Over 32 states are considering voter ID legislation and many of them now realize they have no idea how to pay for these measures. As we concluded in The Cost of Voter ID Laws: What the Courts Say, legislators who still wish to pursue photo ID requirements for voting must ensure that the laws provide for free photo IDs, ensure that IDs are reasonably accessible to all eligible voters, and include sufficient voter education and outreach programs and poll worker training. Fulfilling these constitutional requirements will involve a lot of money that states simply do not have. Below is a summary of the fiscal challenges some localities are handling.
After listening to concerns over implementation costs, Senator Charlie Janssen is now proposing an amendment to his voter ID bill that would add non-photo ID and voter registration confirmation cards to the list of acceptable forms of voting identification. But the measure, according to Larry Dix, the executive director of the Nebraska Association of County Officials, would still be costly. Dix, as quoted in the Omaha World-Herald, said few voters keep their registration confirmations and counties would need to print and mail replacements.
Oh, and Nebraska faces a $1 billion budget shortfall.
In Wisconsin, the Eau Claire City Council is considering issuing a resolution against a voter ID bill under consideration in the state legislature. City and county election officials have all agreed that the cost of enacting voter ID will overburden a state that already has enough budget problems (in case you haven’t heard).
Implementing the voter ID bill “could cost the state $4.5 million to educate and update,” Eau Claire City Manager Mike Huggins told WEAU 13 News. According to the Washington Post, a legislative analysis shows the Wisconsin measure would cost $2.7 million a year.
Jones County Election Chief Janine Sulzner, a Republican, also told WEAU News that the state would need to engage in a widespread education campaign otherwise she fears many citizens will be discouraged from voting. Sulzner said a public voter ID education campaign cost Indiana $600,000 last year and has cost $2.2 million since the law was passed in 2005.
The Iowa State Association of County Auditors (ISACA), which provides guidance on and implements election laws in the state, recently came out in opposition to a proposed voter ID bill.
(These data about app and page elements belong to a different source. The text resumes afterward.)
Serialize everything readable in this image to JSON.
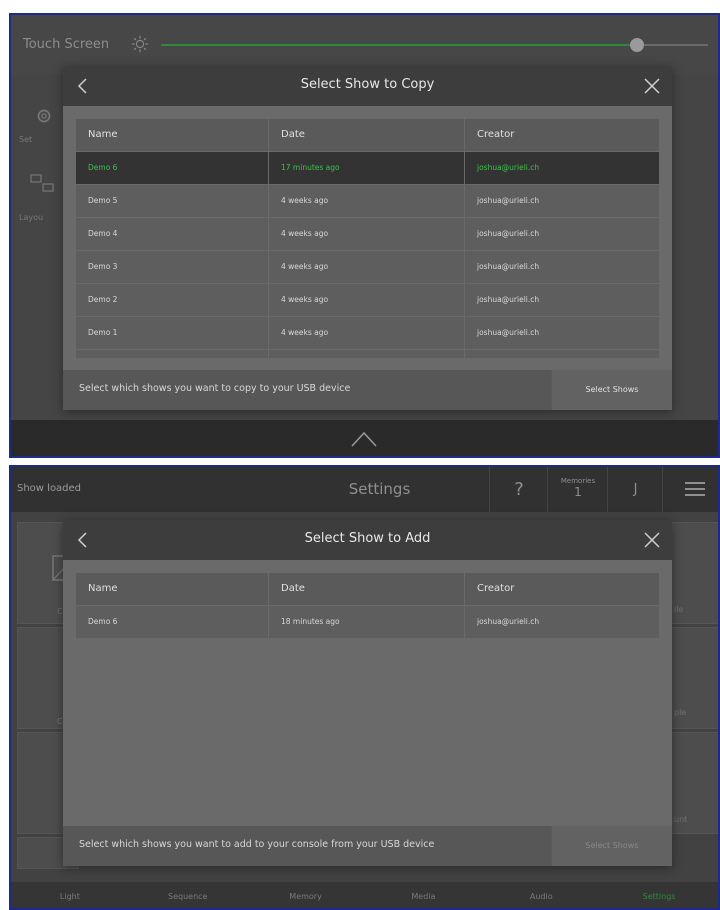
{
  "screen1": {
    "background": {
      "title": "Touch Screen",
      "brightness": 0.87,
      "side_items": [
        "Set",
        "Layou"
      ]
    },
    "dialog": {
      "title": "Select Show to Copy",
      "columns": [
        "Name",
        "Date",
        "Creator"
      ],
      "rows": [
        {
          "name": "Demo 6",
          "date": "17 minutes ago",
          "creator": "joshua@urieli.ch",
          "selected": true
        },
        {
          "name": "Demo 5",
          "date": "4 weeks ago",
          "creator": "joshua@urieli.ch",
          "selected": false
        },
        {
          "name": "Demo 4",
          "date": "4 weeks ago",
          "creator": "joshua@urieli.ch",
          "selected": false
        },
        {
          "name": "Demo 3",
          "date": "4 weeks ago",
          "creator": "joshua@urieli.ch",
          "selected": false
        },
        {
          "name": "Demo 2",
          "date": "4 weeks ago",
          "creator": "joshua@urieli.ch",
          "selected": false
        },
        {
          "name": "Demo 1",
          "date": "4 weeks ago",
          "creator": "joshua@urieli.ch",
          "selected": false
        }
      ],
      "footer_text": "Select which shows you want to copy to your USB device",
      "action_label": "Select Shows"
    }
  },
  "screen2": {
    "header": {
      "status": "Show loaded",
      "title": "Settings",
      "help": "?",
      "memories_label": "Memories",
      "memories_count": "1",
      "user_initial": "J"
    },
    "background": {
      "left_labels": [
        "C",
        "C"
      ],
      "right_labels": [
        "ile",
        "ple",
        "unt"
      ]
    },
    "dialog": {
      "title": "Select Show to Add",
      "columns": [
        "Name",
        "Date",
        "Creator"
      ],
      "rows": [
        {
          "name": "Demo 6",
          "date": "18 minutes ago",
          "creator": "joshua@urieli.ch",
          "selected": false
        }
      ],
      "footer_text": "Select which shows you want to add to your console from your USB device",
      "action_label": "Select Shows"
    },
    "nav": [
      "Light",
      "Sequence",
      "Memory",
      "Media",
      "Audio",
      "Settings"
    ],
    "active_nav": "Settings"
  },
  "colors": {
    "accent_green": "#3cc04c",
    "nav_active_green": "#2b8a3a",
    "frame_border": "#1c2a8a"
  }
}
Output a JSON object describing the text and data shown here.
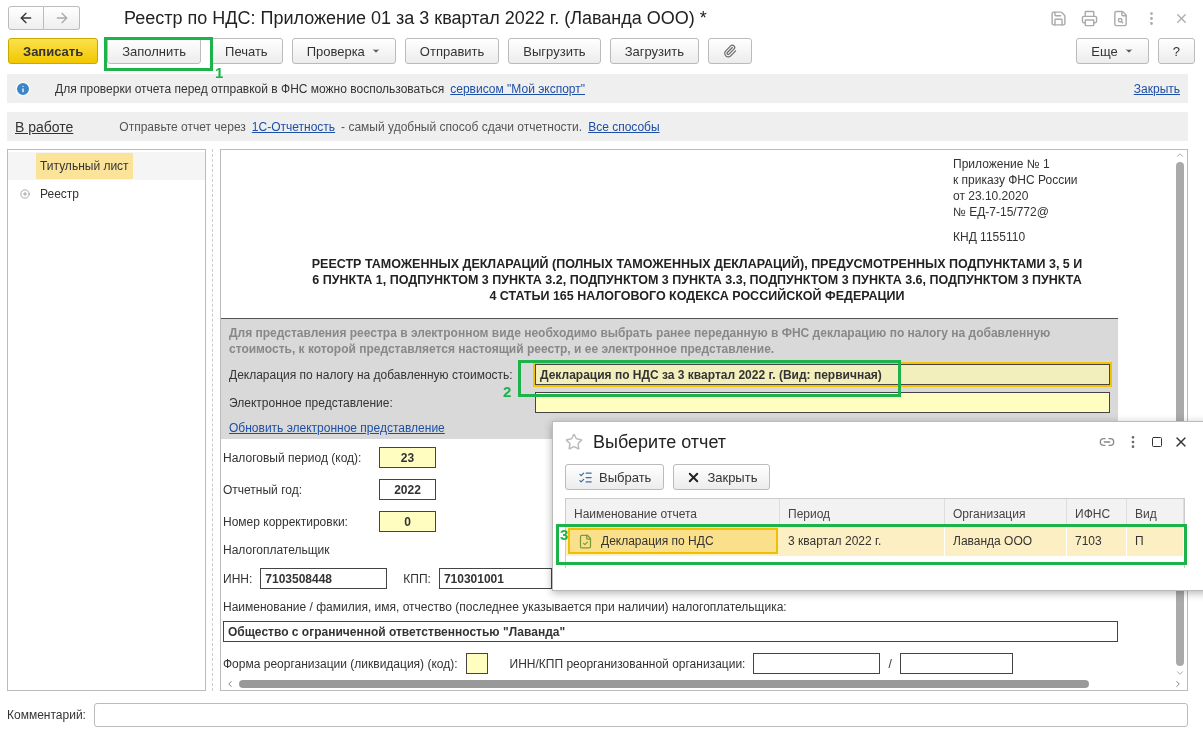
{
  "window": {
    "title": "Реестр по НДС: Приложение 01 за 3 квартал 2022 г. (Лаванда ООО) *"
  },
  "toolbar": {
    "buttons": [
      {
        "label": "Записать",
        "kind": "primary"
      },
      {
        "label": "Заполнить",
        "kind": "plain"
      },
      {
        "label": "Печать",
        "kind": "plain"
      },
      {
        "label": "Проверка",
        "kind": "menu"
      },
      {
        "label": "Отправить",
        "kind": "plain"
      },
      {
        "label": "Выгрузить",
        "kind": "plain"
      },
      {
        "label": "Загрузить",
        "kind": "plain"
      }
    ],
    "right_buttons": [
      {
        "label": "Еще",
        "kind": "menu"
      },
      {
        "label": "?",
        "kind": "plain"
      }
    ]
  },
  "info_bar": {
    "text": "Для проверки отчета перед отправкой в ФНС можно воспользоваться",
    "link": "сервисом \"Мой экспорт\"",
    "close": "Закрыть"
  },
  "status_bar": {
    "status": "В работе",
    "text_before": "Отправьте отчет через",
    "link": "1С-Отчетность",
    "text_after": "- самый удобный способ сдачи отчетности.",
    "link2": "Все способы"
  },
  "tree": [
    {
      "label": "Титульный лист",
      "selected": true
    },
    {
      "label": "Реестр",
      "selected": false,
      "expanded": false
    }
  ],
  "document": {
    "header_lines": [
      "Приложение № 1",
      "к приказу ФНС России",
      "от 23.10.2020",
      "№ ЕД-7-15/772@"
    ],
    "knd": "КНД 1155110",
    "title": "РЕЕСТР ТАМОЖЕННЫХ ДЕКЛАРАЦИЙ (ПОЛНЫХ ТАМОЖЕННЫХ ДЕКЛАРАЦИЙ), ПРЕДУСМОТРЕННЫХ ПОДПУНКТАМИ 3, 5 И 6 ПУНКТА 1, ПОДПУНКТОМ 3 ПУНКТА 3.2, ПОДПУНКТОМ 3 ПУНКТА 3.3, ПОДПУНКТОМ 3 ПУНКТА 3.6, ПОДПУНКТОМ 3 ПУНКТА 4 СТАТЬИ 165 НАЛОГОВОГО КОДЕКСА РОССИЙСКОЙ ФЕДЕРАЦИИ",
    "electronic": {
      "note": "Для представления реестра в электронном виде необходимо выбрать ранее переданную в ФНС декларацию по налогу на добавленную стоимость, к которой представляется настоящий реестр, и ее электронное представление.",
      "fields": [
        {
          "label": "Декларация по налогу на добавленную стоимость:",
          "value": "Декларация по НДС за 3 квартал 2022 г. (Вид: первичная)",
          "focused": true
        },
        {
          "label": "Электронное представление:",
          "focused": false
        }
      ],
      "link": "Обновить электронное представление"
    },
    "code_fields": [
      {
        "label": "Налоговый период (код):",
        "value": "23",
        "editable": true
      },
      {
        "label": "Отчетный год:",
        "value": "2022",
        "editable": false
      },
      {
        "label": "Номер корректировки:",
        "value": "0",
        "editable": true
      }
    ],
    "taxpayer_label": "Налогоплательщик",
    "inn": {
      "label": "ИНН:",
      "value": "7103508448"
    },
    "kpp": {
      "label": "КПП:",
      "value": "710301001"
    },
    "name_label": "Наименование / фамилия, имя, отчество (последнее указывается при наличии) налогоплательщика:",
    "name_value": "Общество с ограниченной ответственностью \"Лаванда\"",
    "reorg_label": "Форма реорганизации (ликвидация) (код):",
    "reorg_inn_label": "ИНН/КПП реорганизованной организации:",
    "reorg_sep": "/"
  },
  "comment": {
    "label": "Комментарий:"
  },
  "dialog": {
    "title": "Выберите отчет",
    "buttons": [
      {
        "label": "Выбрать",
        "kind": "select"
      },
      {
        "label": "Закрыть",
        "kind": "close"
      }
    ],
    "columns": [
      "Наименование отчета",
      "Период",
      "Организация",
      "ИФНС",
      "Вид"
    ],
    "rows": [
      {
        "cells": [
          "Декларация по НДС",
          "3 квартал 2022 г.",
          "Лаванда ООО",
          "7103",
          "П"
        ],
        "selected": true
      }
    ]
  },
  "callouts": [
    {
      "label": "1"
    },
    {
      "label": "2"
    },
    {
      "label": "3"
    }
  ]
}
Stacey Feldman, the Plymouth County auditor who attended a recent ISACA meeting, told the Le Mars Daily Sentinel that “the biggest thing is voter education. There’s a huge emphasis put on educating the public and the voter of the change if it were to pass. And there’s no funding behind it.” She said county officials were afraid costs would trickle down to the county level, making these low-resourced localities responsible for an unfunded mandate. Feldman also told the Sentinel that she feared ID restrictions would lower voter turnout.
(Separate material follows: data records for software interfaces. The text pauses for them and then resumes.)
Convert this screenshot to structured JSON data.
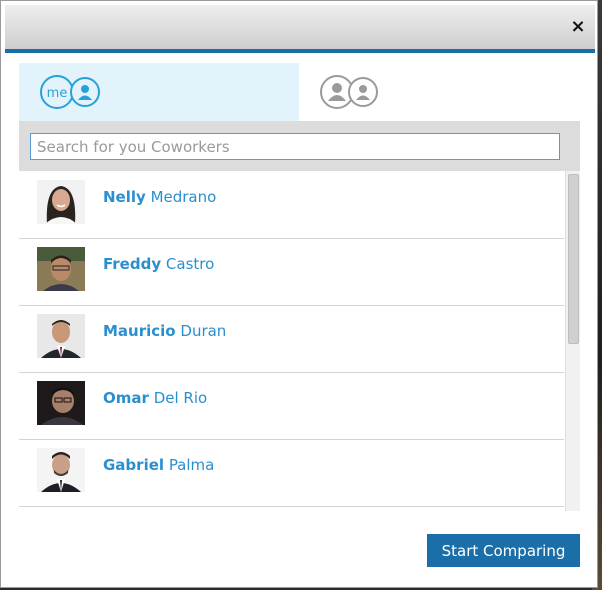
{
  "dialog": {
    "close_label": "×"
  },
  "tabs": [
    {
      "id": "me",
      "label": "me",
      "icon": "me-user-icon",
      "active": true
    },
    {
      "id": "compare",
      "icon": "two-users-icon",
      "active": false
    }
  ],
  "search": {
    "placeholder": "Search for you Coworkers",
    "value": ""
  },
  "coworkers": [
    {
      "first": "Nelly",
      "last": "Medrano",
      "avatar": "photo-woman-long-dark-hair"
    },
    {
      "first": "Freddy",
      "last": "Castro",
      "avatar": "photo-man-smiling"
    },
    {
      "first": "Mauricio",
      "last": "Duran",
      "avatar": "photo-man-suit"
    },
    {
      "first": "Omar",
      "last": "Del Rio",
      "avatar": "photo-man-glasses"
    },
    {
      "first": "Gabriel",
      "last": "Palma",
      "avatar": "photo-man-suit-tie"
    }
  ],
  "actions": {
    "start_label": "Start Comparing"
  },
  "colors": {
    "accent": "#1b6fa8",
    "name_link": "#2a8fcf",
    "active_tab_bg": "#e3f3fc"
  }
}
Other county officials expressed concern as well. “We already have a very secure elections process. It doesn’t seem to make good sense in tough economic times to increase the costs and make it more difficult to vote,” said Tom Slockett, Johnson County’s 34-year elections chief. “[Voter ID] could be a chilling factor to people who aren’t real motivated to vote anyway.”
Texas is also facing financial difficulties with a projected budget shortfall of $27 billion yet state legislators are seriously considering a voter ID bill that would cost $2 million to implement.
A Facing South/Institute for Southern Studies report found that a voter ID law in North Carolina will cost $18 to $25 million over the next three years. The State faces a $3.7 billion budget gap, and the state legislature has yet to introduce a suitable voter ID bill.